By Mike Bush
St. Louis, MO (KSDK) - For some it's a distant memory; for Rocky Sickmann, it feels like yesterday.
"You never forget what happened that November 4," Sickmann said.
The year was 1979. Sickmann, a 22-year-old Marine guard from Krakow, Missouri, was stationed at the U.S. Embassy in Iran. Incensed at the United States' decision to admit Iran's deposed and unpopular Shah for medical treatment, Islamic militants stormed the embassy. Sickmann and the other guards held off the attackers for several hours behind locked doors.
"Now all of a sudden, the people that did not make it into safety they're bringing them up to the door and now putting guns to their head," recalled Sickmann.
Sickmann and the others were ordered to stand down. Sixty-six Americans were taken hostage.
"So we opened the door," he said. "We were the first ones out and that started the next 444 days."
A few hostages were released but for the next 14 and half months, the 52 remaining were bound, blindfolded, taunted and even endured mock executions.
"The first 30 days, you were not allowed to speak. You were tied to a chair," Sickmann said. "And you're hearing gunshots outside and you're hearing 'death to America' and you're thinking Rocky Sickmann, Krakow, Missouri, and this is where I'm going to die - in the Middle East."
The hostage crisis was played out on TV every night in American homes and in many ways it paralyzed the country. Most analysts believe that it likely cost President Jimmy Carter re-election.
While nearly all the hostages have said they feared for their lives, the worst part, according to Sickmann, was the isolation. By the time their release was finally negotiated, they had trouble comprehending.
"You have to understand this is after the mock firing squads, Russian roulette, being locked in a room and now all of a sudden it's time to go home. And we didn't believe 'em," Sickmann said.
When the hostages did finally make it out, they were treated like heroes.
"We landed in Germany and it was 3 o'clock in the morning and there were hundreds of thousands of people at 3 o'clock in the morning. I thought we were the Beatles or something," Sickmann said.
And thousands were at Lambert when Rocky Sickmann came home.
Thirty years later, Sickmann often thinks about what his parents went through while he was in captivity. He lost them both this past year and the only time he has trouble talking about his experience is when he thinks about the first phone call he made to his dad after his release.
"You remember all those wonderful times with your dad," Sickmann said.
Though none of the hostages were killed there are many who believe the terrorists of today were emboldened by the success of the crisis. Sickmann cringes every time he sees Iranian President Mahmoud Ahmadinejad in the news. From the day he took power, Sickmann has been sure Ahmadinejad was one of his captors.
"I opened the page and here's this full page picture of him and my hair stands up on the back of my neck," Sickmann said.

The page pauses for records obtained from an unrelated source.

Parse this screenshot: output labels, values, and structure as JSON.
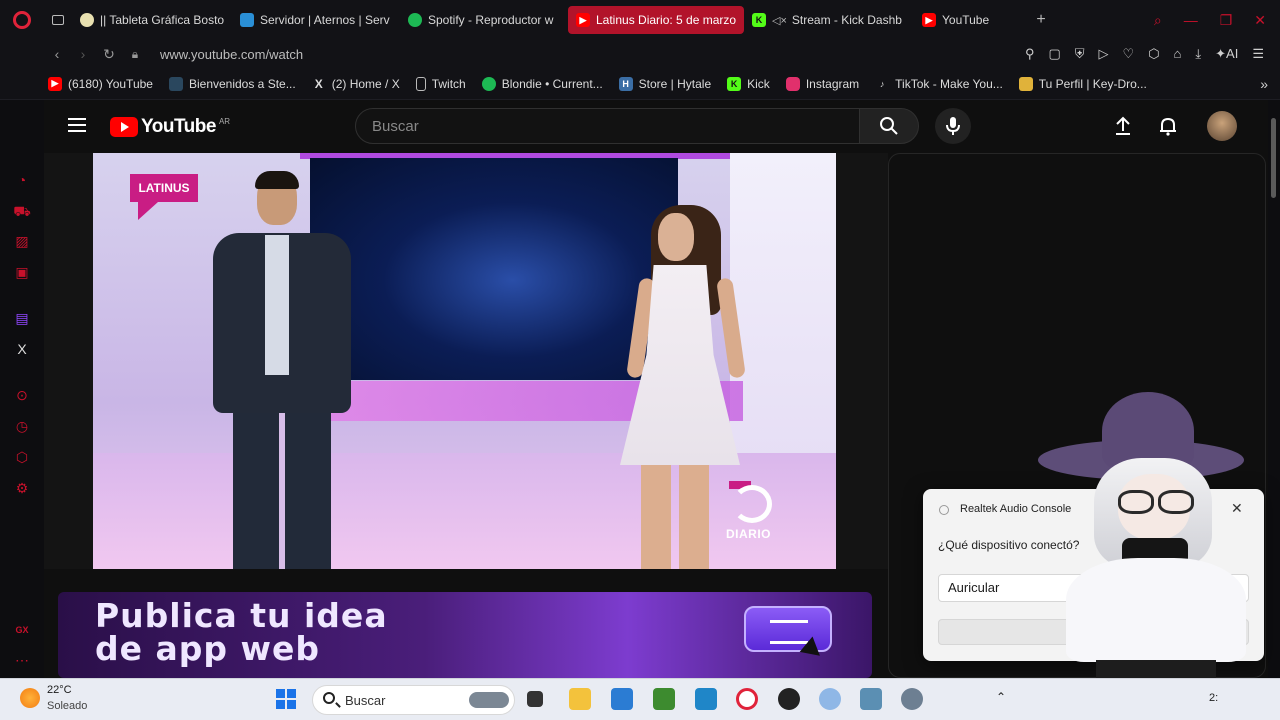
{
  "tabs": [
    {
      "label": "|| Tableta Gráfica Bosto",
      "icon": "tablet-icon",
      "color": "#e8e0b0",
      "active": false
    },
    {
      "label": "Servidor | Aternos | Serv",
      "icon": "aternos-icon",
      "color": "#2a8fd6",
      "active": false
    },
    {
      "label": "Spotify - Reproductor w",
      "icon": "spotify-icon",
      "color": "#1db954",
      "active": false
    },
    {
      "label": "Latinus Diario: 5 de marzo",
      "icon": "youtube-icon",
      "color": "#ff0000",
      "active": true
    },
    {
      "label": "Stream - Kick Dashb",
      "icon": "kick-icon",
      "color": "#53fc18",
      "active": false
    },
    {
      "label": "YouTube",
      "icon": "youtube-icon",
      "color": "#ff0000",
      "active": false
    }
  ],
  "address": {
    "url": "www.youtube.com/watch"
  },
  "bookmarks": [
    {
      "label": "(6180) YouTube",
      "icon": "youtube-icon",
      "color": "#ff0000"
    },
    {
      "label": "Bienvenidos a Ste...",
      "icon": "steam-icon",
      "color": "#2a475e"
    },
    {
      "label": "(2) Home / X",
      "icon": "x-icon",
      "color": "#000000"
    },
    {
      "label": "Twitch",
      "icon": "document-icon",
      "color": "#555555"
    },
    {
      "label": "Blondie • Current...",
      "icon": "spotify-icon",
      "color": "#1db954"
    },
    {
      "label": "Store | Hytale",
      "icon": "hytale-icon",
      "color": "#3b6ea5"
    },
    {
      "label": "Kick",
      "icon": "kick-icon",
      "color": "#53fc18"
    },
    {
      "label": "Instagram",
      "icon": "instagram-icon",
      "color": "#e1306c"
    },
    {
      "label": "TikTok - Make You...",
      "icon": "tiktok-icon",
      "color": "#111111"
    },
    {
      "label": "Tu Perfil | Key-Dro...",
      "icon": "keydrop-icon",
      "color": "#e0b23a"
    }
  ],
  "youtube": {
    "logo_text": "YouTube",
    "region": "AR",
    "search_placeholder": "Buscar"
  },
  "video": {
    "brand_logo": "LATINUS",
    "show_logo": "DIARIO"
  },
  "ad": {
    "line1": "Publica tu idea",
    "line2": "de app web"
  },
  "popup": {
    "title": "Realtek Audio Console",
    "question": "¿Qué dispositivo conectó?",
    "selected": "Auricular"
  },
  "taskbar": {
    "temperature": "22°C",
    "weather": "Soleado",
    "search_label": "Buscar",
    "clock_fragment": "2:"
  },
  "colors": {
    "accent": "#c8112b",
    "youtube_red": "#ff0000"
  }
}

Even if you don't remember his name, you have likely seen Rocky Sickmann's face around town over the past 30 years. If he's not getting a medal for bravery, he's helping former Rams Quarterback Mark Bulger open up the newly renovated USO at the airport. And he's still involved with the armed services as director of military sales of Anheuser-Busch.

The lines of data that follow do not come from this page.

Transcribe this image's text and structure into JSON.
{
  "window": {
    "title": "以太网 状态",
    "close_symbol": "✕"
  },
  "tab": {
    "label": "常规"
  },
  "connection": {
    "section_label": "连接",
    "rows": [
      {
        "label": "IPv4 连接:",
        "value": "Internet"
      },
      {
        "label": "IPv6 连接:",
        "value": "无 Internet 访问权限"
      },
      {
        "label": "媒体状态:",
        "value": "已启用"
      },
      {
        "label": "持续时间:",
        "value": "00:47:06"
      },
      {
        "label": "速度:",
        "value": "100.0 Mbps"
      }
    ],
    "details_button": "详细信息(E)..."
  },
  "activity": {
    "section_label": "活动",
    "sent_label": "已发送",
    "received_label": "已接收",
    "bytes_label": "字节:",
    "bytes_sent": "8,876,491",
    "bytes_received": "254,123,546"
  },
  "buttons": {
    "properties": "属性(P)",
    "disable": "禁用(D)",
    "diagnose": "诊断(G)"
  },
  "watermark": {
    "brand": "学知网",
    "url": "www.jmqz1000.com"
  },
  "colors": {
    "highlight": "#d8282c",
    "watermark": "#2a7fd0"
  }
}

He and Jill, the girlfriend who ran across the tarmac to greet him in 1981, have been married 30 years and raised three children. They recently became grandparents for the first time. Even after all he's been through, he considers himself, lucky.
"Every morning I wake up, I know I'm the luckiest man in the world," he said.

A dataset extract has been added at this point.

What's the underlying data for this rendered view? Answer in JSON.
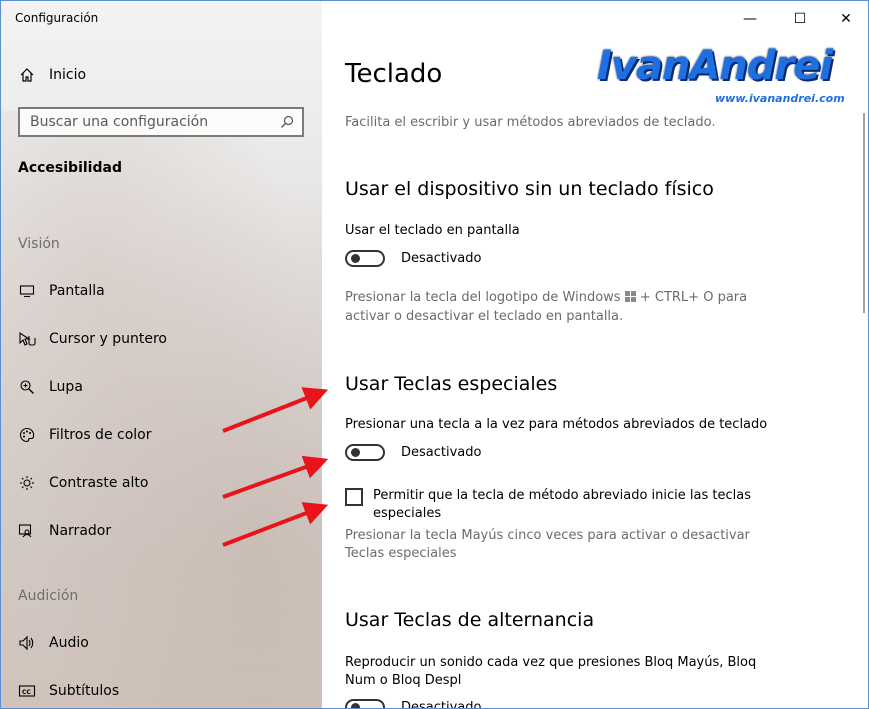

Thirty years is a long time, but not so long that we should forget.